Yet imagine another opening to Jane's day: Thunder clapped, rattling the windows and scaring Jane Doe awake. Holy hell. Thunder in January? She trudged to the window. It was snowing like crazy out there. They hadn't predicted snow, but there had to be more than two feet on the ground. Jane's stomach sunk. She was alone and really low on food. Meals for Wheels would never be able to make it in this weather. Not for days, probably. Maybe a week. Or
more. She should have known something like this might happen again after the blizzard of 2010. She should have prepared. What would she do when the food ran out? What? Just then, her bird started chirping. Arthur. Sweet, friendly, beautiful Arthur. She loved him, just as she had loved Squeaky back in 2010. He had tasted unexpectedly good.

Now you may be grossed out, but you certainly shouldn't be bored. And that's the point: if you use the weather in order to propel the story forward, then it's a good use. With this idea in mind, two years ago, Donna Andrews, Marcia Talley, and I put out a call for stories for Chesapeake Crimes: Storm Warning. We told the members of the Chesapeake Chapter of Sisters in Crime to come up with crime short stories that put the weather front and center. And, boy, did they come through.

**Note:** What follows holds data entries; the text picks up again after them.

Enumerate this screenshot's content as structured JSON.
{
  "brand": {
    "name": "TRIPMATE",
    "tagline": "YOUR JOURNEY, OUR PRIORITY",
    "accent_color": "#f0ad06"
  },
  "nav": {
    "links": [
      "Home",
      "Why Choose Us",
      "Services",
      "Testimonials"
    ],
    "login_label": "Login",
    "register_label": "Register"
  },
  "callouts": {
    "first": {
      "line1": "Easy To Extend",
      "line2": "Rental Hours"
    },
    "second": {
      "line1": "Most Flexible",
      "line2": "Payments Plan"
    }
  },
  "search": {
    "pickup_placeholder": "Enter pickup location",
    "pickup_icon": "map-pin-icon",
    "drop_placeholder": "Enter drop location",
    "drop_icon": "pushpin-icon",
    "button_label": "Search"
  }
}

Stories were chosen by a team of seasoned authors (former SleuthSayer David Dean, current SleuthSayer B.K. Stevens, and Sujata Massey). The choices were made blindly, meaning the story pickers didn't know who had written each submission. Donna, Marcia, and I then began our editing process (we take a long time with the stories--they all go through multiple drafts).

Finally, the book came out in the last week of April. It has fifteen stories featuring crime mixed in with rain storms, blizzards, hurricanes, sleet, and even a shamal. You want a murder during a white-out at a ski resort. We have that. How about a locked-room murder mystery at a zoo's snake house, where people are stuck inside while a storm rages outside? We've got that too. We have stories of revenge and stories of guilt. Stories featuring characters on the fringes of society and stories featuring well-off expats. And in all the stories, the weather sets the mood and propels the action in ways you won't expect. That's the way to use the weather, as a vehicle to move the plot forward and set the mood.

I use the weather both ways in my story in the book, "Stepmonster," in which a heartbroken, enraged daughter seeks revenge long after her father's death while a storm rages on. The pouring rain sets a dark atmosphere, as the object of revenge cowers in fear, and the thunder offers a nice cover for certain ... sounds.

I'd love to hear about your favorite books or stories that put the weather to good use. Please share in the comments. And Storm Warning authors, please drop in to let the readers know about your stories.

And, finally, I'd like to give a shout-out to fellow SleuthSayers who were nominated for the Macavity Award on Saturday: Art Taylor for best first mystery for On the Road with Del and Louise, and B.K. Stevens for best short story for "A Joy Forever" from the March 2015 issue of Alfred Hitchcock's Mystery Magazine. (I'm also up for best short story--yay!--for my story "A Year Without Santa Claus?" from the January/February 2015 issue of Alfred Hitchcock's Mystery Magazine.) You can read B.K.'s story here. And you can read my story by clicking here. I'm trying to get links for all the stories together for Janet Rudolph, the woman behind the Macavity Award. I'll let you all know if and when that happens.